= Task brief =
Among the entries that follow, find the lines containing the string "crystal" and copy them.

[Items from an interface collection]
##########

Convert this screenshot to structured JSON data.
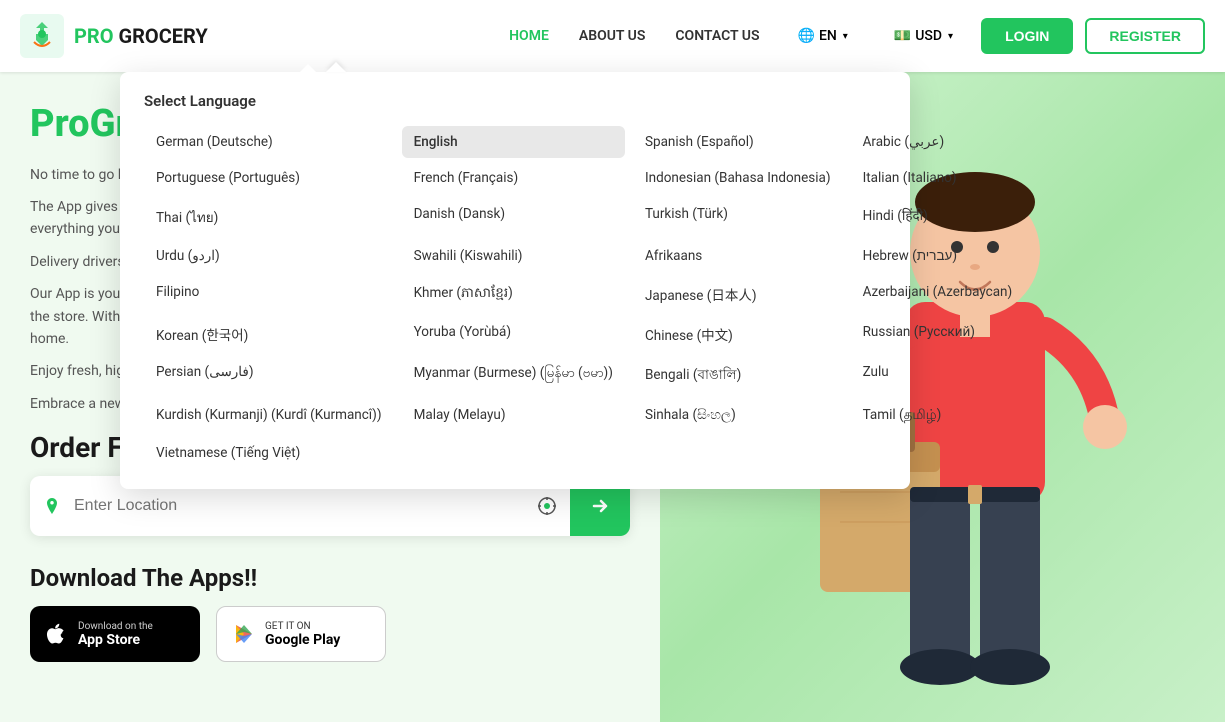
{
  "header": {
    "logo_pro": "PRO",
    "logo_grocery": " GROCERY",
    "nav": [
      {
        "label": "HOME",
        "id": "home",
        "active": true
      },
      {
        "label": "ABOUT US",
        "id": "about"
      },
      {
        "label": "CONTACT US",
        "id": "contact"
      }
    ],
    "language": {
      "globe": "🌐",
      "code": "EN",
      "chevron": "▾"
    },
    "currency": {
      "flag": "💵",
      "code": "USD",
      "chevron": "▾"
    },
    "login_label": "LOGIN",
    "register_label": "REGISTER"
  },
  "hero": {
    "title_line1": "ProGro",
    "title_line2": "Groceries",
    "desc1": "No time to go buying groceries? Try Pro Grocery and get your Groceries delivered fast.",
    "desc2": "The App gives you a seamless shopping experience no matter how busy, so you can order everything you need with just a few taps, packed and delivered right to your door.",
    "desc3": "Delivery drivers are available around the clock.",
    "desc4": "Our App is your one-stop shop for all your grocery needs. Say goodbye to the hassle of going to the store. With our App, you can easily shop for all your grocery needs from the comfort of your home.",
    "desc5": "Enjoy fresh, high-quality groceries right at your fingertips, smartphones,",
    "desc6": "Embrace a new way of grocery shopping."
  },
  "order_section": {
    "title": "Order From Stores Near You",
    "location_placeholder": "Enter Location",
    "location_icon": "📍",
    "gps_icon": "◎",
    "go_icon": "→"
  },
  "download": {
    "title": "Download The Apps!!",
    "app_store": {
      "sub": "Download on the",
      "main": "App Store"
    },
    "google_play": {
      "sub": "GET IT ON",
      "main": "Google Play"
    }
  },
  "language_dropdown": {
    "title": "Select Language",
    "languages": [
      {
        "label": "German (Deutsche)",
        "col": 1,
        "selected": false
      },
      {
        "label": "English",
        "col": 2,
        "selected": true
      },
      {
        "label": "Spanish (Español)",
        "col": 3,
        "selected": false
      },
      {
        "label": "Arabic (عربي)",
        "col": 4,
        "selected": false
      },
      {
        "label": "Portuguese (Português)",
        "col": 1,
        "selected": false
      },
      {
        "label": "French (Français)",
        "col": 2,
        "selected": false
      },
      {
        "label": "Indonesian (Bahasa Indonesia)",
        "col": 3,
        "selected": false
      },
      {
        "label": "Italian (Italiano)",
        "col": 4,
        "selected": false
      },
      {
        "label": "Thai (ไทย)",
        "col": 1,
        "selected": false
      },
      {
        "label": "Danish (Dansk)",
        "col": 2,
        "selected": false
      },
      {
        "label": "Turkish (Türk)",
        "col": 3,
        "selected": false
      },
      {
        "label": "Hindi (हिंदी)",
        "col": 4,
        "selected": false
      },
      {
        "label": "Urdu (اردو)",
        "col": 1,
        "selected": false
      },
      {
        "label": "Swahili (Kiswahili)",
        "col": 2,
        "selected": false
      },
      {
        "label": "Afrikaans",
        "col": 3,
        "selected": false
      },
      {
        "label": "Hebrew (עברית)",
        "col": 4,
        "selected": false
      },
      {
        "label": "Filipino",
        "col": 1,
        "selected": false
      },
      {
        "label": "Khmer (ភាសាខ្មែរ)",
        "col": 2,
        "selected": false
      },
      {
        "label": "Japanese (日本人)",
        "col": 3,
        "selected": false
      },
      {
        "label": "Azerbaijani (Azerbaycan)",
        "col": 4,
        "selected": false
      },
      {
        "label": "Korean (한국어)",
        "col": 1,
        "selected": false
      },
      {
        "label": "Yoruba (Yorùbá)",
        "col": 2,
        "selected": false
      },
      {
        "label": "Chinese (中文)",
        "col": 3,
        "selected": false
      },
      {
        "label": "Russian (Русский)",
        "col": 4,
        "selected": false
      },
      {
        "label": "Persian (فارسی)",
        "col": 1,
        "selected": false
      },
      {
        "label": "Myanmar (Burmese) (မြန်မာ (ဗမာ))",
        "col": 2,
        "selected": false
      },
      {
        "label": "Bengali (বাঙালি)",
        "col": 3,
        "selected": false
      },
      {
        "label": "Zulu",
        "col": 4,
        "selected": false
      },
      {
        "label": "Kurdish (Kurmanji) (Kurdî (Kurmancî))",
        "col": 1,
        "selected": false
      },
      {
        "label": "Malay (Melayu)",
        "col": 2,
        "selected": false
      },
      {
        "label": "Sinhala (සිංහල)",
        "col": 3,
        "selected": false
      },
      {
        "label": "Tamil (தமிழ்)",
        "col": 4,
        "selected": false
      },
      {
        "label": "Vietnamese (Tiếng Việt)",
        "col": 1,
        "selected": false
      }
    ]
  }
}
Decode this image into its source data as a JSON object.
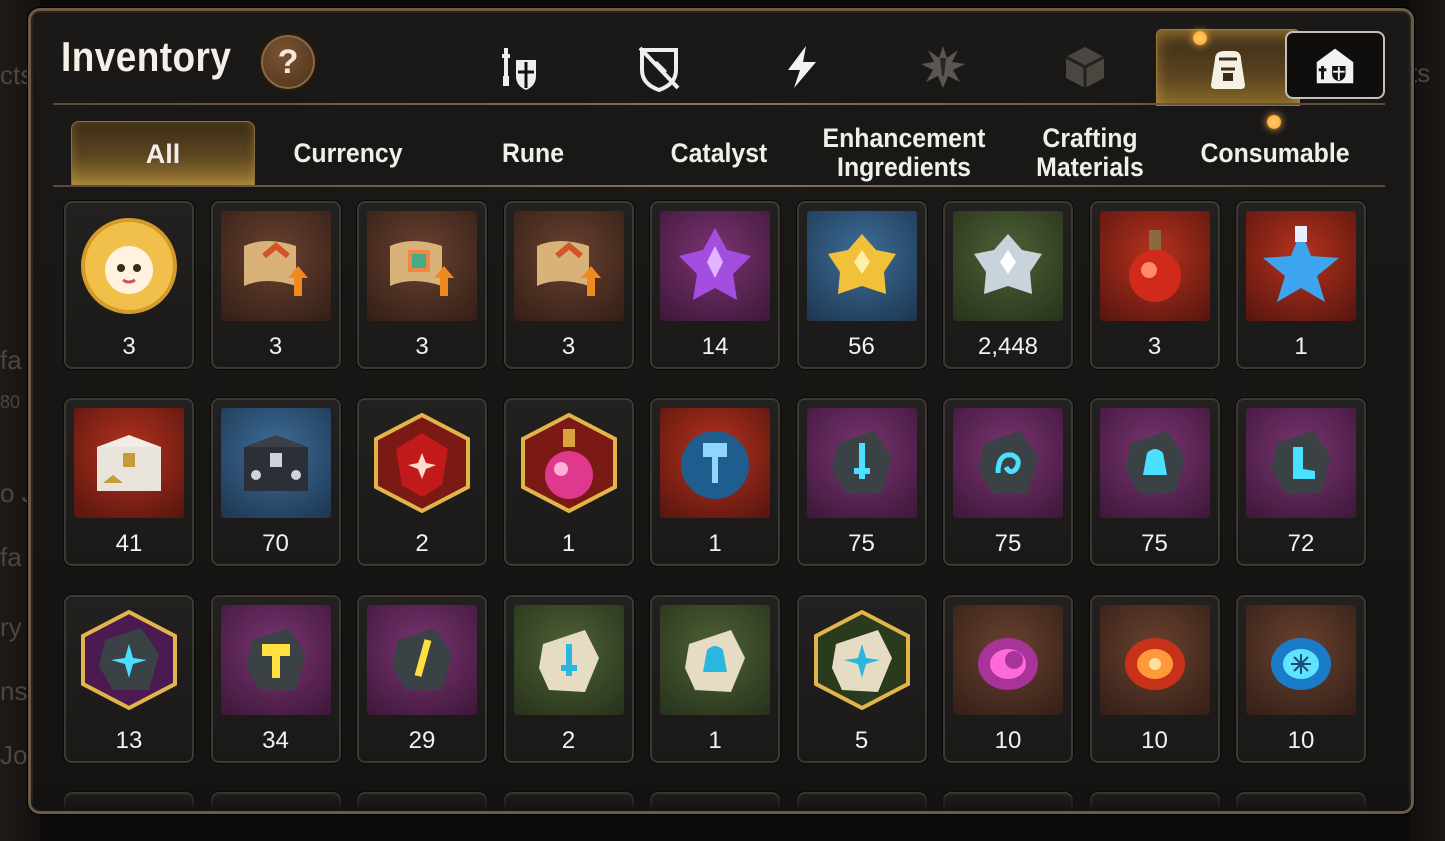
{
  "window": {
    "title": "Inventory",
    "help_label": "?"
  },
  "background_left_text": [
    "cts",
    "fa",
    "80",
    "o J",
    "fa",
    "ry",
    "ns",
    "Jo"
  ],
  "background_right_text": [
    "ts"
  ],
  "category_icons": [
    {
      "name": "gear-equipment-icon",
      "active": false,
      "dim": false
    },
    {
      "name": "artifact-shield-icon",
      "active": false,
      "dim": false
    },
    {
      "name": "lightning-icon",
      "active": false,
      "dim": false
    },
    {
      "name": "splash-emblem-icon",
      "active": false,
      "dim": true
    },
    {
      "name": "cube-icon",
      "active": false,
      "dim": true
    },
    {
      "name": "bag-icon",
      "active": true,
      "dim": false
    }
  ],
  "guild_button": {
    "icon": "guild-castle-icon"
  },
  "tabs": [
    {
      "label": "All",
      "active": true
    },
    {
      "label": "Currency",
      "active": false
    },
    {
      "label": "Rune",
      "active": false
    },
    {
      "label": "Catalyst",
      "active": false
    },
    {
      "label": "Enhancement\nIngredients",
      "active": false
    },
    {
      "label": "Crafting\nMaterials",
      "active": false
    },
    {
      "label": "Consumable",
      "active": false,
      "notification": true
    }
  ],
  "items": [
    {
      "qty": "3",
      "icon": "hero-portrait-icon",
      "bg": "round"
    },
    {
      "qty": "3",
      "icon": "scroll-upgrade-icon",
      "bg": "brown"
    },
    {
      "qty": "3",
      "icon": "rainbow-scroll-upgrade-icon",
      "bg": "brown"
    },
    {
      "qty": "3",
      "icon": "scroll-upgrade-icon",
      "bg": "brown"
    },
    {
      "qty": "14",
      "icon": "purple-crystal-icon",
      "bg": "purple"
    },
    {
      "qty": "56",
      "icon": "gold-crystal-icon",
      "bg": "blue"
    },
    {
      "qty": "2,448",
      "icon": "silver-crystal-icon",
      "bg": "green"
    },
    {
      "qty": "3",
      "icon": "red-potion-icon",
      "bg": "red"
    },
    {
      "qty": "1",
      "icon": "blue-star-potion-icon",
      "bg": "red"
    },
    {
      "qty": "41",
      "icon": "gold-chest-icon",
      "bg": "red"
    },
    {
      "qty": "70",
      "icon": "silver-chest-icon",
      "bg": "blue"
    },
    {
      "qty": "2",
      "icon": "red-gem-icon",
      "bg": "hex-red"
    },
    {
      "qty": "1",
      "icon": "pink-potion-icon",
      "bg": "hex-red"
    },
    {
      "qty": "1",
      "icon": "hammer-rune-icon",
      "bg": "red"
    },
    {
      "qty": "75",
      "icon": "sword-stone-icon",
      "bg": "purple"
    },
    {
      "qty": "75",
      "icon": "spiral-stone-icon",
      "bg": "purple"
    },
    {
      "qty": "75",
      "icon": "bell-stone-icon",
      "bg": "purple"
    },
    {
      "qty": "72",
      "icon": "boot-stone-icon",
      "bg": "purple"
    },
    {
      "qty": "13",
      "icon": "star-stone-icon",
      "bg": "hex-purple"
    },
    {
      "qty": "34",
      "icon": "hammer-stone-icon",
      "bg": "purple"
    },
    {
      "qty": "29",
      "icon": "feather-stone-icon",
      "bg": "purple"
    },
    {
      "qty": "2",
      "icon": "sword-rock-icon",
      "bg": "green"
    },
    {
      "qty": "1",
      "icon": "bell-rock-icon",
      "bg": "green"
    },
    {
      "qty": "5",
      "icon": "star-rock-icon",
      "bg": "hex-green"
    },
    {
      "qty": "10",
      "icon": "moon-orb-icon",
      "bg": "brown"
    },
    {
      "qty": "10",
      "icon": "fire-orb-icon",
      "bg": "brown"
    },
    {
      "qty": "10",
      "icon": "ice-orb-icon",
      "bg": "brown"
    }
  ],
  "colors": {
    "accent_gold": "#a07f36",
    "panel_border": "#6b5a45",
    "bg_purple": "#5a2450",
    "bg_blue": "#284b6e",
    "bg_green": "#36472a",
    "bg_red": "#7a1e16",
    "bg_brown": "#4b2e22"
  }
}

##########

= Task solution =
      "icon": "purple-crystal-icon",
      "icon": "gold-crystal-icon",
      "icon": "silver-crystal-icon",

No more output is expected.